Watson belived that he could train a healthy infant to become whatever he wanted them to. This is because he belived that all of our characteristics and behaviours are learned. Therefore he belived that we are born without any of these within us which completely disagrees with the bioligical approach.
External observable behaviour
The Behaviourists are only interested in EOB as this is what they can see on the outside of the body. Anything else is considered as unscientific. This means they reject the work of the biological and cognitive approach. This means that when they are conducting their research they are not interested in the inner workings of the mind they are only interestedin things that they can observe
They are heavily on the side of nurture in the nature vs nurture argument. This is because they belive that all of our behaviours are learnt and are not innate (born with)
They believe that we can conduct research on animals and generalise it to humans. Other approaches such as the Humanists would arbue that you cant do that as humans and animals are qualitatively different meaning that we cant genralise

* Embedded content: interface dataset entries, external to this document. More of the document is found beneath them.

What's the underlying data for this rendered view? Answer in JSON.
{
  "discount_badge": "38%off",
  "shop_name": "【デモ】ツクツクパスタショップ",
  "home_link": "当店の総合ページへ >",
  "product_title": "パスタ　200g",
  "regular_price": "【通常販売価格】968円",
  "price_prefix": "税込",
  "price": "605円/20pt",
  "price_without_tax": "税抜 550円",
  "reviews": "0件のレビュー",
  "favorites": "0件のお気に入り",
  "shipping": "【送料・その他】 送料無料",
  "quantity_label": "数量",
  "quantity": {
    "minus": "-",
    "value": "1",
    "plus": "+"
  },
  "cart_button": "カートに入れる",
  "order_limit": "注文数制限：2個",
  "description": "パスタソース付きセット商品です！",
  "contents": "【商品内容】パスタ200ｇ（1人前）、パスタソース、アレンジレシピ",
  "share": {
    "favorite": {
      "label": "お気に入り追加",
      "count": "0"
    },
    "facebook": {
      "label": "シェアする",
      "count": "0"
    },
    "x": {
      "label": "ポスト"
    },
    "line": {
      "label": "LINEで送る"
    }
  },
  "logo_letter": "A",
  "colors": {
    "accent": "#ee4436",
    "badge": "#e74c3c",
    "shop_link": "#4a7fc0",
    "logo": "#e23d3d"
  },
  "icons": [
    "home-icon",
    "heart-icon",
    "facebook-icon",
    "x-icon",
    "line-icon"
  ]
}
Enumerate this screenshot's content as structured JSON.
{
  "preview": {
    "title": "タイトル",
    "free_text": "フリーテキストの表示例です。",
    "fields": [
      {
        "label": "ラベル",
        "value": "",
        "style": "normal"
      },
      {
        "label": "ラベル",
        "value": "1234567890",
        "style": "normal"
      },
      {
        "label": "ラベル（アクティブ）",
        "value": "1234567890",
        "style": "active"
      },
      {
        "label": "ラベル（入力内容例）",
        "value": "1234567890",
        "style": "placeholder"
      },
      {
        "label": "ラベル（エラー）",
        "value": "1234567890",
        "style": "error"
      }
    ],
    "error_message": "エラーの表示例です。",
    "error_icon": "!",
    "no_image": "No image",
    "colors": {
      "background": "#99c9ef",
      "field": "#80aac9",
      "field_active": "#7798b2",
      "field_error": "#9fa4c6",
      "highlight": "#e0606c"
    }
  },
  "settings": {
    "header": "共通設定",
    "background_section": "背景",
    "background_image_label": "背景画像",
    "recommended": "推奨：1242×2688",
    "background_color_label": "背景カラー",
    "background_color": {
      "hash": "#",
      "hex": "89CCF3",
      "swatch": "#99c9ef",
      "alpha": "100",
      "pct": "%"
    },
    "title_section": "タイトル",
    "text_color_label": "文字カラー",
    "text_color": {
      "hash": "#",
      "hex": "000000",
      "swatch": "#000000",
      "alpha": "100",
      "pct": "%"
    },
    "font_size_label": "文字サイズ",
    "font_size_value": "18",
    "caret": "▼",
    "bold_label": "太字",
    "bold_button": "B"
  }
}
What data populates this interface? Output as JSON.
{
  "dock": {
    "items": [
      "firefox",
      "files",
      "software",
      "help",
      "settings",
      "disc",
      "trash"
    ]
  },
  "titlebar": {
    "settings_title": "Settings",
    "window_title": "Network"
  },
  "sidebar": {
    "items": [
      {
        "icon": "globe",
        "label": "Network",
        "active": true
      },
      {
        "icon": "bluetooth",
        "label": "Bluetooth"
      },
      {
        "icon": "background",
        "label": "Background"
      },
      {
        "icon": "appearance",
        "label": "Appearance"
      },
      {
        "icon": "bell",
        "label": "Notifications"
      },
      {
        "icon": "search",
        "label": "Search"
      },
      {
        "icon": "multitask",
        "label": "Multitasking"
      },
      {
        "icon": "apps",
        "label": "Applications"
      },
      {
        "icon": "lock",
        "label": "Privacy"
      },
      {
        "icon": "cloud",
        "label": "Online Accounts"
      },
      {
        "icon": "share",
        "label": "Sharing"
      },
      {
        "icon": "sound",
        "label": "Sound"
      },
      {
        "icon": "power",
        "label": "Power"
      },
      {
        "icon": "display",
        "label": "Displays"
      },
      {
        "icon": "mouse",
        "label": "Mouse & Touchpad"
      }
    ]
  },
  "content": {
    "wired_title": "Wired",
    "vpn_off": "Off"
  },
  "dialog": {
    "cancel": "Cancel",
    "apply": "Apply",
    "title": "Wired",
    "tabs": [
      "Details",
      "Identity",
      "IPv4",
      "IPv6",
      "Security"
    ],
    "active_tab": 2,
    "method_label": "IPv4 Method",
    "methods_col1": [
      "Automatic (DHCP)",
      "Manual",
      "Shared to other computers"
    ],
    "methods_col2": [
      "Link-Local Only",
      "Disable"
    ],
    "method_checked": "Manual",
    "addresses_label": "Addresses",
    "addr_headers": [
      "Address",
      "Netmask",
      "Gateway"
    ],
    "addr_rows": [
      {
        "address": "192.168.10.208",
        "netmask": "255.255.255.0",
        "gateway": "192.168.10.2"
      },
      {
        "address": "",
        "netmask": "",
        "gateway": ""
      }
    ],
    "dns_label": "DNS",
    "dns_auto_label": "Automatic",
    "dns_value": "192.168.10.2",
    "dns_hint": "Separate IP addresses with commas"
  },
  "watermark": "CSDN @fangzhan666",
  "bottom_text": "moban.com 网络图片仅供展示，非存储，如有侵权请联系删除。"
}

Classical conditioning is were an automatic association is made with a stimulus and a response. Pavlov classic conditioned a Dog to relate the sound of a bell with being fed. eventually every time that the dog heard the bell on its own it would salivate which it would usually do when presented the food. The stimulus required no learning.
Skinners work on operant conditioning showed that a behaviour can be learned through a trained association. This can be through positive reinforcement to stamp in the behaviour such as giving a reward. negative reinforcvement is the stamping in of behaviour through the removal of a punishment to increase the frequency of the desired behaviour. There is finally punishments to stamp out unwanted behaviour.
Strengths and limitations
The strengths of the behaviourist approach are that they use experimental methods such as lab experiments. These are good because they have a high level of control over allb variables and we can be sure that the Dv is down to the IV. It also has practical applications for shaping behaviour. For example a teacher and a student.
It has its limitations as well. It denies the fact that we have free will. The humanists would argue that we have complete choice. Its also too deterministic as it reduces human behaviour and ignores the roles of mental processes and free will